THE PROBLEM
Output every line below exactly.

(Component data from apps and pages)
--------------------------------------------------

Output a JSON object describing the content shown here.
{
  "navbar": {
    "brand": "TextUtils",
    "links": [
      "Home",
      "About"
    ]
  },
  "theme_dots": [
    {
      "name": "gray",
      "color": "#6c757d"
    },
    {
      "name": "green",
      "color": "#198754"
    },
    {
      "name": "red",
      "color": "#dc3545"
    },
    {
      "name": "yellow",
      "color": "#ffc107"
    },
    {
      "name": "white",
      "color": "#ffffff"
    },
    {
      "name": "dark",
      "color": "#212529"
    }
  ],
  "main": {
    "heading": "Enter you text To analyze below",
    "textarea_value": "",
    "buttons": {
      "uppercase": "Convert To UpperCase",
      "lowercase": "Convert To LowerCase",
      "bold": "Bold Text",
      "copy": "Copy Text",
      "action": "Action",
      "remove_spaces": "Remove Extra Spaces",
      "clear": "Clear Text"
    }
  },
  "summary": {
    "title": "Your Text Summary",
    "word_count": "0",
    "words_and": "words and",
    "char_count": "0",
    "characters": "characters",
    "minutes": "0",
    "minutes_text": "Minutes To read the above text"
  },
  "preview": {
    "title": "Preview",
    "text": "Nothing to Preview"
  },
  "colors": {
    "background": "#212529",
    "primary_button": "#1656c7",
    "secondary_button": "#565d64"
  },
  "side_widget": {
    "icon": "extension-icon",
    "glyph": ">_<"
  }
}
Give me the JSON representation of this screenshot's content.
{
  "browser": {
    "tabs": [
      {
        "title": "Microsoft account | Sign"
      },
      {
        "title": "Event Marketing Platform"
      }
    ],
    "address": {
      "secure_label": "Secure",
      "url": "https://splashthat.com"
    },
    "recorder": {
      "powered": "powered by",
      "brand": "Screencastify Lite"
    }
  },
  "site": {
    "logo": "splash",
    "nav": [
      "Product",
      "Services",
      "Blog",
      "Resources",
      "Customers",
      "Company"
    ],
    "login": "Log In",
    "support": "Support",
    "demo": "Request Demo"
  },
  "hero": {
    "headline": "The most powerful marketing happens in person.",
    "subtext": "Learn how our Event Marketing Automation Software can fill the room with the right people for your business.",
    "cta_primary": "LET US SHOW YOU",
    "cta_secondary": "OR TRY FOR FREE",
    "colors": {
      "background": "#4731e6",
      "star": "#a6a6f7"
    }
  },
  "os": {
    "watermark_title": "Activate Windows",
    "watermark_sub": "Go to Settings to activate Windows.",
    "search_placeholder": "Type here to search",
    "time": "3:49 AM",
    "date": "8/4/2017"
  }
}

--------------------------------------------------

FINISHED EXERCISE
Output a JSON object describing the content shown here.
{
  "navbar": {
    "brand": "TextUtils",
    "links": [
      "Home",
      "About"
    ]
  },
  "theme_dots": [
    {
      "name": "gray",
      "color": "#6c757d"
    },
    {
      "name": "green",
      "color": "#198754"
    },
    {
      "name": "red",
      "color": "#dc3545"
    },
    {
      "name": "yellow",
      "color": "#ffc107"
    },
    {
      "name": "white",
      "color": "#ffffff"
    },
    {
      "name": "dark",
      "color": "#212529"
    }
  ],
  "main": {
    "heading": "Enter you text To analyze below",
    "textarea_value": "",
    "buttons": {
      "uppercase": "Convert To UpperCase",
      "lowercase": "Convert To LowerCase",
      "bold": "Bold Text",
      "copy": "Copy Text",
      "action": "Action",
      "remove_spaces": "Remove Extra Spaces",
      "clear": "Clear Text"
    }
  },
  "summary": {
    "title": "Your Text Summary",
    "word_count": "0",
    "words_and": "words and",
    "char_count": "0",
    "characters": "characters",
    "minutes": "0",
    "minutes_text": "Minutes To read the above text"
  },
  "preview": {
    "title": "Preview",
    "text": "Nothing to Preview"
  },
  "colors": {
    "background": "#212529",
    "primary_button": "#1656c7",
    "secondary_button": "#565d64"
  },
  "side_widget": {
    "icon": "extension-icon",
    "glyph": ">_<"
  }
}
Give me the JSON representation of this screenshot's content.
{
  "browser": {
    "tabs": [
      {
        "title": "Microsoft account | Sign"
      },
      {
        "title": "Event Marketing Platform"
      }
    ],
    "address": {
      "secure_label": "Secure",
      "url": "https://splashthat.com"
    },
    "recorder": {
      "powered": "powered by",
      "brand": "Screencastify Lite"
    }
  },
  "site": {
    "logo": "splash",
    "nav": [
      "Product",
      "Services",
      "Blog",
      "Resources",
      "Customers",
      "Company"
    ],
    "login": "Log In",
    "support": "Support",
    "demo": "Request Demo"
  },
  "hero": {
    "headline": "The most powerful marketing happens in person.",
    "subtext": "Learn how our Event Marketing Automation Software can fill the room with the right people for your business.",
    "cta_primary": "LET US SHOW YOU",
    "cta_secondary": "OR TRY FOR FREE",
    "colors": {
      "background": "#4731e6",
      "star": "#a6a6f7"
    }
  },
  "os": {
    "watermark_title": "Activate Windows",
    "watermark_sub": "Go to Settings to activate Windows.",
    "search_placeholder": "Type here to search",
    "time": "3:49 AM",
    "date": "8/4/2017"
  }
}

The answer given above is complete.